Life Cycle
Stalked eggs typically laid in large numbers.

Larvae undergo hypermetamorphosis. In subfamily Mantispinae, 1st instar larvae either seek out and penetrate spider egg sac directly, or board spiders and wait for the opportunity to enter egg sacs as they are spun. In the other subfamilies, larvae are more generalist predators of other insects, especially terrestrial larvae of scarab beetles, noctuid moths, and certain wasps.
Print References
Redborg, K.E. (1998). Biology of the Mantispidae.
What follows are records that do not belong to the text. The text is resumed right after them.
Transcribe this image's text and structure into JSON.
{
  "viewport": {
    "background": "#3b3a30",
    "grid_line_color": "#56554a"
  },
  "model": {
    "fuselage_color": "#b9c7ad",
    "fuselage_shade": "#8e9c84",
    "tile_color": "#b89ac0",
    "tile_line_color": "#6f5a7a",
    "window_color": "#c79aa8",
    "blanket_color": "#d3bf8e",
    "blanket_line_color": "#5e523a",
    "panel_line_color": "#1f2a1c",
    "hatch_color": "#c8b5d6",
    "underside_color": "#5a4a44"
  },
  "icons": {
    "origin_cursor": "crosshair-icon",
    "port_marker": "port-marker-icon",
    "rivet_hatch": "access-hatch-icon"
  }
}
Annual Review of Entomology, 43:175-194 (Full Text)
Works Cited
1.Systematics of the Mantispinae (Neuroptera: Mantispidae) of North, Central and South America
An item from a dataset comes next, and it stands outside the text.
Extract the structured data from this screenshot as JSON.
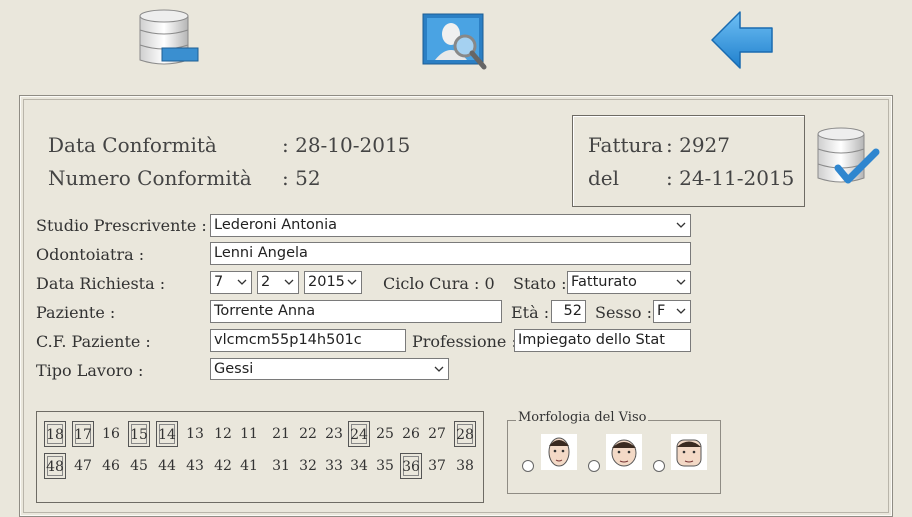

Kevin M. Hoffman. 1992. University Microfilms International.
2.Species catalog of the Neuroptera, Megaloptera, and Raphidioptera of America North of Mexico
Penny N.D., Adams P.A., Stange L.A. 1997. Proc. Calif. Acad. Sci. 50: 39-114.
3.The Mantispidae (Insecta: Neuroptera) of Canada, with notes on morphology, ecology, and distribution
Cannings R.A., Cannings S.G. 2006. Can. Entomologist 138: 531-544.
4.Mantispidae (Neuroptera) of Mexico: distribution and key to genera
Reynoso-Velasco D., Contreras-Ramos A. 2008. Ann. Ent. Soc. Am. 101: 703-712.
5.Neuropterida Species of the World catalogue (by J.D. Oswald)
6.Family Mantispidae. In: Penny N.D., ed. A guide to the lacewings (Neuroptera) of Costa Rica
Kevin M. Hoffman. 2002. Proceedings of the California Academy of Sciences 53(12): 251-275.
7.Taxonomic review of the mantidfly genus Nolima Navás (Neuroptera, Mantispidae, Calomantispinae)
Reynoso-Velasco, Daniel & Contreras-Ramos, Atilano. 2019. ZooKeys, 853:131-158.
8.American Insects: A Handbook of the Insects of America North of Mexico
Ross H. Arnett. 2000. CRC Press.